━━━ GIVEN DATA

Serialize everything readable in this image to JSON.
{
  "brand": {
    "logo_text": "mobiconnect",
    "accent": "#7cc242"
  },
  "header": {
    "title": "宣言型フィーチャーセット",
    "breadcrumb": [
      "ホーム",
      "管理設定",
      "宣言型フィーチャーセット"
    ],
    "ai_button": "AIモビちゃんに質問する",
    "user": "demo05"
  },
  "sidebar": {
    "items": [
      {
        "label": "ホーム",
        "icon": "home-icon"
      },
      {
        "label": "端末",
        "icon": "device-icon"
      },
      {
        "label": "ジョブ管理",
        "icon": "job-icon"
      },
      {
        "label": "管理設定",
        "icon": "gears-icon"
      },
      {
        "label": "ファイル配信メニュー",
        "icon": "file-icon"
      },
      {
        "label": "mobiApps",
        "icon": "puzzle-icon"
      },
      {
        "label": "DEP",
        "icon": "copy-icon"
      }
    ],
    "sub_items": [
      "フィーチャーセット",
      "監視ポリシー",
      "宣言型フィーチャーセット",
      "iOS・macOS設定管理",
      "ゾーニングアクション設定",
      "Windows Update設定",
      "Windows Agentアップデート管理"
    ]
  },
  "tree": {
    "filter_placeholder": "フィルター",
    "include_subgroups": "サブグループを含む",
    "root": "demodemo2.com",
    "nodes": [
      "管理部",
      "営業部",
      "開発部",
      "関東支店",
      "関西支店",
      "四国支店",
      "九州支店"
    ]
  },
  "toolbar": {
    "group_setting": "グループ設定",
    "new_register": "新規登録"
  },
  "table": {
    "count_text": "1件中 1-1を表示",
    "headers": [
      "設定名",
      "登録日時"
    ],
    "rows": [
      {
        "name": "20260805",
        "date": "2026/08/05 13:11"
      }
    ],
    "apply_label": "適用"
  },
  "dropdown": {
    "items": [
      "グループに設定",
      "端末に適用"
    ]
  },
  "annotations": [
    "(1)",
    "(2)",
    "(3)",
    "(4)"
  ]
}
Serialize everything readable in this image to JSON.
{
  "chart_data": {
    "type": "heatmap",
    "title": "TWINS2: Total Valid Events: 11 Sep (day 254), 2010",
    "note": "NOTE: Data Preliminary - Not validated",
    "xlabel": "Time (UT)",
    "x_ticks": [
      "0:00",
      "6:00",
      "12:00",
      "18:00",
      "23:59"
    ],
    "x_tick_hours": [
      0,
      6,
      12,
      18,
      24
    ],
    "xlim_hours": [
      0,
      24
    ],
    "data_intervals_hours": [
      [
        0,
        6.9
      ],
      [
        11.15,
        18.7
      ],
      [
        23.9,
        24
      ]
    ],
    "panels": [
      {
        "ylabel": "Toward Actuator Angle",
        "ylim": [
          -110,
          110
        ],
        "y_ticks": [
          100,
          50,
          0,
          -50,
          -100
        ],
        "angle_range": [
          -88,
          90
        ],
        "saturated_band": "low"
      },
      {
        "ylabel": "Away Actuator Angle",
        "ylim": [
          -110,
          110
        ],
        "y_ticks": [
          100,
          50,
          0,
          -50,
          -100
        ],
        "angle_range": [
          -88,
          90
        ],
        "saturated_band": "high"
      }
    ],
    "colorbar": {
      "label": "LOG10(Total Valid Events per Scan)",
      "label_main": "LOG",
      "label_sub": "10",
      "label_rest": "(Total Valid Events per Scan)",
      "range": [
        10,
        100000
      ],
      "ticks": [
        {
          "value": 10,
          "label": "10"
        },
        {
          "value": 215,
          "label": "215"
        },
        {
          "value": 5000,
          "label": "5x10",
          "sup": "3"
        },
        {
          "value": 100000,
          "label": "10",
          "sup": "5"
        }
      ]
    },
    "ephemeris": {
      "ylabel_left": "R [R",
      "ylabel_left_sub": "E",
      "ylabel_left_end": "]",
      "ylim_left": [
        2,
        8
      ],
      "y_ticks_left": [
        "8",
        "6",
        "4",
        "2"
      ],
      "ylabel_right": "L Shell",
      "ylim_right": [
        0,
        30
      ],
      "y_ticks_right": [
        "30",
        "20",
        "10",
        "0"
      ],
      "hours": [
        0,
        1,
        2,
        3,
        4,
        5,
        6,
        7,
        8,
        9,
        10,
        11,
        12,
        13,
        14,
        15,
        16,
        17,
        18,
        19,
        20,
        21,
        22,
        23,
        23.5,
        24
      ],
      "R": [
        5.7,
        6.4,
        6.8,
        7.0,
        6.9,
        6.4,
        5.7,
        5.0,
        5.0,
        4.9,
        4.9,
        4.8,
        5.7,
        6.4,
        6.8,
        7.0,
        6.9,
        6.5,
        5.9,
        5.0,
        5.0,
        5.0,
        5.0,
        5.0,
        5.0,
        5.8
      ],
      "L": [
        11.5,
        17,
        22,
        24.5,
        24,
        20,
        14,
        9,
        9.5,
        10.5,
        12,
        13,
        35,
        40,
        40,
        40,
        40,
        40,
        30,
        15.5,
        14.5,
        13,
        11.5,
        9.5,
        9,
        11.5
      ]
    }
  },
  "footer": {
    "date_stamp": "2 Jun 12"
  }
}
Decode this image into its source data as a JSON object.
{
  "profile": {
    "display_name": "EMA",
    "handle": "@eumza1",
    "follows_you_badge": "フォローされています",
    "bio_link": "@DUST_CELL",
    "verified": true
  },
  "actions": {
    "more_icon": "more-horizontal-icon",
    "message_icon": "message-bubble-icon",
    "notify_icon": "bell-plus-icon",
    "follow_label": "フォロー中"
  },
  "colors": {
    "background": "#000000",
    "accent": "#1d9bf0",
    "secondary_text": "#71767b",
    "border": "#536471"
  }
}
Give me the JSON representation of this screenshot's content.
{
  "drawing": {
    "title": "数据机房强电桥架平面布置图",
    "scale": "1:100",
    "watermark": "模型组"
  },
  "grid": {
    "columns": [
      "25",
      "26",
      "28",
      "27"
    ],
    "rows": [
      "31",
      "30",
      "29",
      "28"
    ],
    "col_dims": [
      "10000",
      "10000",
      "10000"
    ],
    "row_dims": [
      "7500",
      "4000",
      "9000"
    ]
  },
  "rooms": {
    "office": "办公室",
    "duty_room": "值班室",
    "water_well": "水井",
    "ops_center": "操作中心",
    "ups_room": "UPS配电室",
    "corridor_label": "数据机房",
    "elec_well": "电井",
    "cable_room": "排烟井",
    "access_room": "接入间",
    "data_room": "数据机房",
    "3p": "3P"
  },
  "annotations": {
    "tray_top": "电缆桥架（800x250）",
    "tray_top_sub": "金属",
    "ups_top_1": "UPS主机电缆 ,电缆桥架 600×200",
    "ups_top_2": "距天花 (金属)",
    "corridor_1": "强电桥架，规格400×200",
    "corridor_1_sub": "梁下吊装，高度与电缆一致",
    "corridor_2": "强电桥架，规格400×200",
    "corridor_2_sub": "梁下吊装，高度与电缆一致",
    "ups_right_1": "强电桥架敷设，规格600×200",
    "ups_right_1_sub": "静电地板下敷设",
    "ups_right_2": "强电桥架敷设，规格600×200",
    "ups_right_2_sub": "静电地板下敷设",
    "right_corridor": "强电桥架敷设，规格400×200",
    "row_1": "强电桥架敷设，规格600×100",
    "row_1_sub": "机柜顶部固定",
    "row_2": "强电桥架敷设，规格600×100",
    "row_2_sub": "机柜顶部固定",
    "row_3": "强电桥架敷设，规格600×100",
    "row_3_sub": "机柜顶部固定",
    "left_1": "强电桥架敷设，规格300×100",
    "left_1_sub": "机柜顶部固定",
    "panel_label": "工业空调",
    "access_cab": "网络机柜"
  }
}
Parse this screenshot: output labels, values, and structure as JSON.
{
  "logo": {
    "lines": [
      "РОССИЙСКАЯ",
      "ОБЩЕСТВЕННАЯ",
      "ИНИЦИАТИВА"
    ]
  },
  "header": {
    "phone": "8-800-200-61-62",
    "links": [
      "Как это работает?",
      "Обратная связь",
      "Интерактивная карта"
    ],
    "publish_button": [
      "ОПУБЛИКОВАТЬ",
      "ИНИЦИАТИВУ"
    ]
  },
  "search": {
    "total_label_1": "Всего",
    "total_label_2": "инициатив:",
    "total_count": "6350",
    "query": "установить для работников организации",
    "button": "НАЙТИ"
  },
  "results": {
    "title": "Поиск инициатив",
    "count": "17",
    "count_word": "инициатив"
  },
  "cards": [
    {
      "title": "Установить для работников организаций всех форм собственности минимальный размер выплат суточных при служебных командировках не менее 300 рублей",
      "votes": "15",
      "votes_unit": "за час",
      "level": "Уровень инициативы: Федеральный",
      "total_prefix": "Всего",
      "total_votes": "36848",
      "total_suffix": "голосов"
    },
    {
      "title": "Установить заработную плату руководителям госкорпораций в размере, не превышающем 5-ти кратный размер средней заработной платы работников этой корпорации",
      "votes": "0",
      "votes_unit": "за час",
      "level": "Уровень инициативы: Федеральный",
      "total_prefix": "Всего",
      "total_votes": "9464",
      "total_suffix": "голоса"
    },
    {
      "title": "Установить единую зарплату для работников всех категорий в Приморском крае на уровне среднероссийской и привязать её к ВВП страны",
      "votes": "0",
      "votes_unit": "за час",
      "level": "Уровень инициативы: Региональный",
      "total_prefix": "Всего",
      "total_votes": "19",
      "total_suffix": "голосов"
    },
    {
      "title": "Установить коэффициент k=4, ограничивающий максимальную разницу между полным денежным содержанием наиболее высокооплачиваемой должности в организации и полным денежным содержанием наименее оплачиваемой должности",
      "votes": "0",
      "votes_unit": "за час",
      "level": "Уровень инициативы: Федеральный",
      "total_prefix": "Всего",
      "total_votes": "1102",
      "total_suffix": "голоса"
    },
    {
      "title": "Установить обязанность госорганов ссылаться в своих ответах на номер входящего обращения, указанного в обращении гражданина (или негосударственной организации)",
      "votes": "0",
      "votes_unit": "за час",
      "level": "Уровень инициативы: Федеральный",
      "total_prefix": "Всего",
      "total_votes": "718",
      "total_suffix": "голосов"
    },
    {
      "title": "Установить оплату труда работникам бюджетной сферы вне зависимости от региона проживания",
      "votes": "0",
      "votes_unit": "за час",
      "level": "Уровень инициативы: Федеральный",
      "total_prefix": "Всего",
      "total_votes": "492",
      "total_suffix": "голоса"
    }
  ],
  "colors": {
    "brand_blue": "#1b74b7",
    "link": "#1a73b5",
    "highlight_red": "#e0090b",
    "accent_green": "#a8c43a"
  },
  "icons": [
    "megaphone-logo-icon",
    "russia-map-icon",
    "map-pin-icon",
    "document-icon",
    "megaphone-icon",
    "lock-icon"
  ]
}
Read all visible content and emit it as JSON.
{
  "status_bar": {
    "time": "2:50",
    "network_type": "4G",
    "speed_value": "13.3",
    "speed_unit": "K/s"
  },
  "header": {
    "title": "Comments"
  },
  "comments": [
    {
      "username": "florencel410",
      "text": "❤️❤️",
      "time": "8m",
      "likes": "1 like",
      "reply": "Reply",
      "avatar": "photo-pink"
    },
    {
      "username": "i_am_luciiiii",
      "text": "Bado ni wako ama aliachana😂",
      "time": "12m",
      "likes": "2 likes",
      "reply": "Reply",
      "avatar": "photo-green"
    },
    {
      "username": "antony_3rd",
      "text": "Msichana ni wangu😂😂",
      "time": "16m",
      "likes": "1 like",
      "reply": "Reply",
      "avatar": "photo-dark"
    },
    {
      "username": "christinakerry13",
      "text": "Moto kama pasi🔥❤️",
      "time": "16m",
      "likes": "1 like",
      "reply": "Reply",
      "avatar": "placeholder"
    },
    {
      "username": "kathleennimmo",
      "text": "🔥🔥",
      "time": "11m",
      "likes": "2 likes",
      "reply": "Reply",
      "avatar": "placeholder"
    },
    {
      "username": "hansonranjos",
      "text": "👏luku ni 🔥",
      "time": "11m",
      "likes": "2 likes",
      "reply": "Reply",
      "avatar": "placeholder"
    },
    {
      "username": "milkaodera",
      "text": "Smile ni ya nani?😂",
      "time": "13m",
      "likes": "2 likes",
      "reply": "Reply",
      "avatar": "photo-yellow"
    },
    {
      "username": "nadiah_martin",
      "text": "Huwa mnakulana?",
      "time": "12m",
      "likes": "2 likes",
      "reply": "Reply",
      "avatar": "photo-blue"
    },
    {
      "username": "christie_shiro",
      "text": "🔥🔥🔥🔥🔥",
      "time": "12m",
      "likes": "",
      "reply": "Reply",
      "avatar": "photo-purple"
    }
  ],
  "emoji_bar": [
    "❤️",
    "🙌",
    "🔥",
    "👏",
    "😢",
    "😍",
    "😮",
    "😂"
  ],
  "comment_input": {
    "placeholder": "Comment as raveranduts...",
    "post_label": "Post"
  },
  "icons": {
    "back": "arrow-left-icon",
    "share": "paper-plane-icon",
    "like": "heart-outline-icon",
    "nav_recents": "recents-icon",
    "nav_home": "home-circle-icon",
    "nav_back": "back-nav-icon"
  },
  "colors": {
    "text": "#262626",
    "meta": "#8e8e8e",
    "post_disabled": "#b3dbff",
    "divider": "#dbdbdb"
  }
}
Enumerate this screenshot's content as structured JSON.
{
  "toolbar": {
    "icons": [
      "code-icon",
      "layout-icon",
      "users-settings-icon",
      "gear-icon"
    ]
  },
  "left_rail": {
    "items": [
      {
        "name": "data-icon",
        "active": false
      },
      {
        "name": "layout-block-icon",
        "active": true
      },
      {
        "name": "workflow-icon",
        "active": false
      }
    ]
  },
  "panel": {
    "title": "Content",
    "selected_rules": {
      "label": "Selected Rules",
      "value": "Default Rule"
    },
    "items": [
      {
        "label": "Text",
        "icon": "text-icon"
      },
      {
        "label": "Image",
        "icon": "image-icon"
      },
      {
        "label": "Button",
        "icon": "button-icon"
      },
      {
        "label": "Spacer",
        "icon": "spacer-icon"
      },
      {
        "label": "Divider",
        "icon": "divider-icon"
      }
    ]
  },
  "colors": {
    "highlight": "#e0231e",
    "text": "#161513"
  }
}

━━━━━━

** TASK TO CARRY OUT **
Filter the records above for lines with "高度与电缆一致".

** SOLUTION FOR THIS PROBLEM **
    "corridor_1_sub": "梁下吊装，高度与电缆一致",
    "corridor_2_sub": "梁下吊装，高度与电缆一致",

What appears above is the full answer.